(Supplied data Opens)
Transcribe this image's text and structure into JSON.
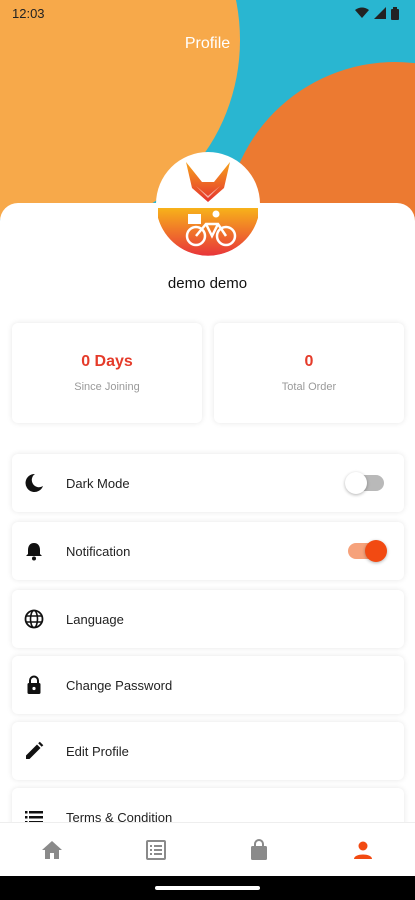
{
  "status_bar": {
    "time": "12:03"
  },
  "header": {
    "title": "Profile"
  },
  "profile": {
    "name": "demo demo"
  },
  "stats": [
    {
      "value": "0 Days",
      "label": "Since Joining"
    },
    {
      "value": "0",
      "label": "Total Order"
    }
  ],
  "settings": {
    "dark_mode": {
      "label": "Dark Mode",
      "enabled": false
    },
    "notification": {
      "label": "Notification",
      "enabled": true
    },
    "language": {
      "label": "Language"
    },
    "change_password": {
      "label": "Change Password"
    },
    "edit_profile": {
      "label": "Edit Profile"
    },
    "terms": {
      "label": "Terms & Condition"
    }
  },
  "bottom_nav": [
    {
      "icon": "home-icon",
      "active": false
    },
    {
      "icon": "orders-list-icon",
      "active": false
    },
    {
      "icon": "shopping-bag-icon",
      "active": false
    },
    {
      "icon": "person-icon",
      "active": true
    }
  ],
  "colors": {
    "accent": "#f24a12",
    "stat_value": "#e53b2a",
    "header_blue": "#29b6d1",
    "header_orange": "#f7a94a",
    "header_red_orange": "#ec7a31",
    "inactive_nav": "#8a8a8a"
  }
}
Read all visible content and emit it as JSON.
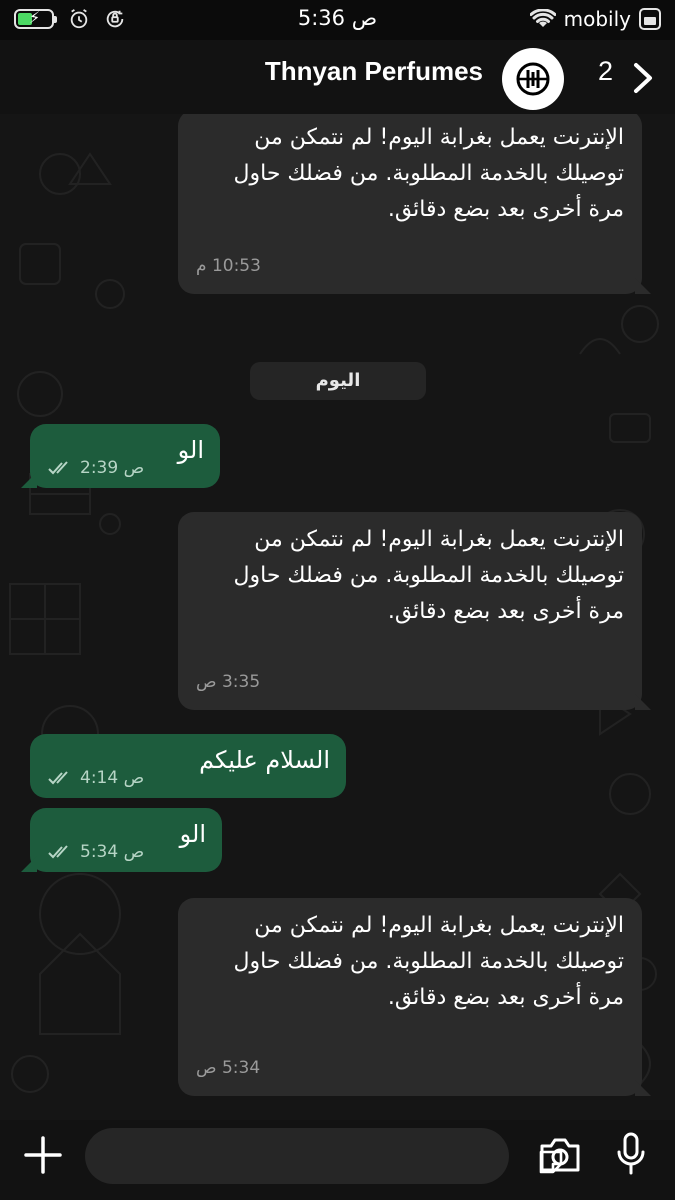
{
  "status_bar": {
    "time": "5:36 ص",
    "carrier": "mobily",
    "icons": [
      "battery-charging-icon",
      "alarm-icon",
      "orientation-lock-icon",
      "wifi-icon",
      "battery-icon"
    ]
  },
  "header": {
    "contact_name": "Thnyan Perfumes",
    "unread_count": "2",
    "avatar_icon": "business-logo-icon",
    "forward_icon": "chevron-right-icon"
  },
  "messages": [
    {
      "direction": "in",
      "text": "الإنترنت يعمل بغرابة اليوم! لم نتمكن من توصيلك بالخدمة المطلوبة. من فضلك حاول مرة أخرى بعد بضع دقائق.",
      "time": "10:53 م"
    },
    {
      "direction": "out",
      "text": "الو",
      "time": "2:39 ص",
      "status": "read"
    },
    {
      "direction": "in",
      "text": "الإنترنت يعمل بغرابة اليوم! لم نتمكن من توصيلك بالخدمة المطلوبة. من فضلك حاول مرة أخرى بعد بضع دقائق.",
      "time": "3:35 ص"
    },
    {
      "direction": "out",
      "text": "السلام عليكم",
      "time": "4:14 ص",
      "status": "read"
    },
    {
      "direction": "out",
      "text": "الو",
      "time": "5:34 ص",
      "status": "read"
    },
    {
      "direction": "in",
      "text": "الإنترنت يعمل بغرابة اليوم! لم نتمكن من توصيلك بالخدمة المطلوبة. من فضلك حاول مرة أخرى بعد بضع دقائق.",
      "time": "5:34 ص"
    }
  ],
  "date_divider": "اليوم",
  "input_bar": {
    "placeholder": "",
    "icons": [
      "plus-icon",
      "sticker-icon",
      "camera-icon",
      "microphone-icon"
    ]
  },
  "colors": {
    "incoming_bubble": "#2b2b2b",
    "outgoing_bubble": "#1d5c3d",
    "background": "#151515"
  }
}
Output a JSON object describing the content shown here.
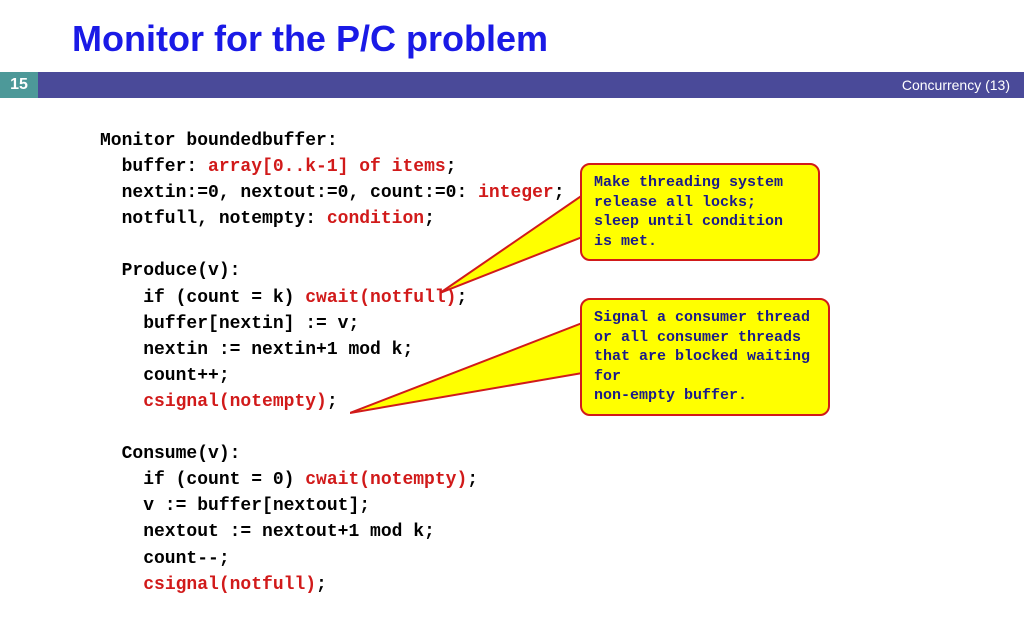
{
  "title": "Monitor for the P/C problem",
  "pagenum": "15",
  "bar_right": "Concurrency (13)",
  "code": {
    "l1": "Monitor boundedbuffer:",
    "l2a": "  buffer: ",
    "l2b": "array[0..k-1] of items",
    "l2c": ";",
    "l3a": "  nextin:=0, nextout:=0, count:=0: ",
    "l3b": "integer",
    "l3c": ";",
    "l4a": "  notfull, notempty: ",
    "l4b": "condition",
    "l4c": ";",
    "l5": "",
    "l6": "  Produce(v):",
    "l7a": "    if (count = k) ",
    "l7b": "cwait(notfull)",
    "l7c": ";",
    "l8": "    buffer[nextin] := v;",
    "l9": "    nextin := nextin+1 mod k;",
    "l10": "    count++;",
    "l11a": "    ",
    "l11b": "csignal(notempty)",
    "l11c": ";",
    "l12": "",
    "l13": "  Consume(v):",
    "l14a": "    if (count = 0) ",
    "l14b": "cwait(notempty)",
    "l14c": ";",
    "l15": "    v := buffer[nextout];",
    "l16": "    nextout := nextout+1 mod k;",
    "l17": "    count--;",
    "l18a": "    ",
    "l18b": "csignal(notfull)",
    "l18c": ";"
  },
  "callout1": {
    "line1": "Make threading system",
    "line2": "release all locks;",
    "line3": "sleep until condition is met."
  },
  "callout2": {
    "line1": "Signal a consumer thread",
    "line2": "or all consumer threads",
    "line3": "that are blocked waiting for",
    "line4": "non-empty buffer."
  }
}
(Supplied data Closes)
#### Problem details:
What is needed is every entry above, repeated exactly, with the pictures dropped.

#### The answer:
Transcribe this image's text and structure into JSON.
{
  "status_bar": {
    "time": "12:03"
  },
  "header": {
    "title": "Profile"
  },
  "profile": {
    "name": "demo demo"
  },
  "stats": [
    {
      "value": "0 Days",
      "label": "Since Joining"
    },
    {
      "value": "0",
      "label": "Total Order"
    }
  ],
  "settings": {
    "dark_mode": {
      "label": "Dark Mode",
      "enabled": false
    },
    "notification": {
      "label": "Notification",
      "enabled": true
    },
    "language": {
      "label": "Language"
    },
    "change_password": {
      "label": "Change Password"
    },
    "edit_profile": {
      "label": "Edit Profile"
    },
    "terms": {
      "label": "Terms & Condition"
    }
  },
  "bottom_nav": [
    {
      "icon": "home-icon",
      "active": false
    },
    {
      "icon": "orders-list-icon",
      "active": false
    },
    {
      "icon": "shopping-bag-icon",
      "active": false
    },
    {
      "icon": "person-icon",
      "active": true
    }
  ],
  "colors": {
    "accent": "#f24a12",
    "stat_value": "#e53b2a",
    "header_blue": "#29b6d1",
    "header_orange": "#f7a94a",
    "header_red_orange": "#ec7a31",
    "inactive_nav": "#8a8a8a"
  }
}
Read all visible content and emit it as JSON.
{
  "status_bar": {
    "time": "5:36 ص",
    "carrier": "mobily",
    "icons": [
      "battery-charging-icon",
      "alarm-icon",
      "orientation-lock-icon",
      "wifi-icon",
      "battery-icon"
    ]
  },
  "header": {
    "contact_name": "Thnyan Perfumes",
    "unread_count": "2",
    "avatar_icon": "business-logo-icon",
    "forward_icon": "chevron-right-icon"
  },
  "messages": [
    {
      "direction": "in",
      "text": "الإنترنت يعمل بغرابة اليوم! لم نتمكن من توصيلك بالخدمة المطلوبة. من فضلك حاول مرة أخرى بعد بضع دقائق.",
      "time": "10:53 م"
    },
    {
      "direction": "out",
      "text": "الو",
      "time": "2:39 ص",
      "status": "read"
    },
    {
      "direction": "in",
      "text": "الإنترنت يعمل بغرابة اليوم! لم نتمكن من توصيلك بالخدمة المطلوبة. من فضلك حاول مرة أخرى بعد بضع دقائق.",
      "time": "3:35 ص"
    },
    {
      "direction": "out",
      "text": "السلام عليكم",
      "time": "4:14 ص",
      "status": "read"
    },
    {
      "direction": "out",
      "text": "الو",
      "time": "5:34 ص",
      "status": "read"
    },
    {
      "direction": "in",
      "text": "الإنترنت يعمل بغرابة اليوم! لم نتمكن من توصيلك بالخدمة المطلوبة. من فضلك حاول مرة أخرى بعد بضع دقائق.",
      "time": "5:34 ص"
    }
  ],
  "date_divider": "اليوم",
  "input_bar": {
    "placeholder": "",
    "icons": [
      "plus-icon",
      "sticker-icon",
      "camera-icon",
      "microphone-icon"
    ]
  },
  "colors": {
    "incoming_bubble": "#2b2b2b",
    "outgoing_bubble": "#1d5c3d",
    "background": "#151515"
  }
}
Output a JSON object describing the content shown here.
{
  "title": "Monitor for the P/C problem",
  "pagenum": "15",
  "bar_right": "Concurrency (13)",
  "code": {
    "l1": "Monitor boundedbuffer:",
    "l2a": "  buffer: ",
    "l2b": "array[0..k-1] of items",
    "l2c": ";",
    "l3a": "  nextin:=0, nextout:=0, count:=0: ",
    "l3b": "integer",
    "l3c": ";",
    "l4a": "  notfull, notempty: ",
    "l4b": "condition",
    "l4c": ";",
    "l5": "",
    "l6": "  Produce(v):",
    "l7a": "    if (count = k) ",
    "l7b": "cwait(notfull)",
    "l7c": ";",
    "l8": "    buffer[nextin] := v;",
    "l9": "    nextin := nextin+1 mod k;",
    "l10": "    count++;",
    "l11a": "    ",
    "l11b": "csignal(notempty)",
    "l11c": ";",
    "l12": "",
    "l13": "  Consume(v):",
    "l14a": "    if (count = 0) ",
    "l14b": "cwait(notempty)",
    "l14c": ";",
    "l15": "    v := buffer[nextout];",
    "l16": "    nextout := nextout+1 mod k;",
    "l17": "    count--;",
    "l18a": "    ",
    "l18b": "csignal(notfull)",
    "l18c": ";"
  },
  "callout1": {
    "line1": "Make threading system",
    "line2": "release all locks;",
    "line3": "sleep until condition is met."
  },
  "callout2": {
    "line1": "Signal a consumer thread",
    "line2": "or all consumer threads",
    "line3": "that are blocked waiting for",
    "line4": "non-empty buffer."
  }
}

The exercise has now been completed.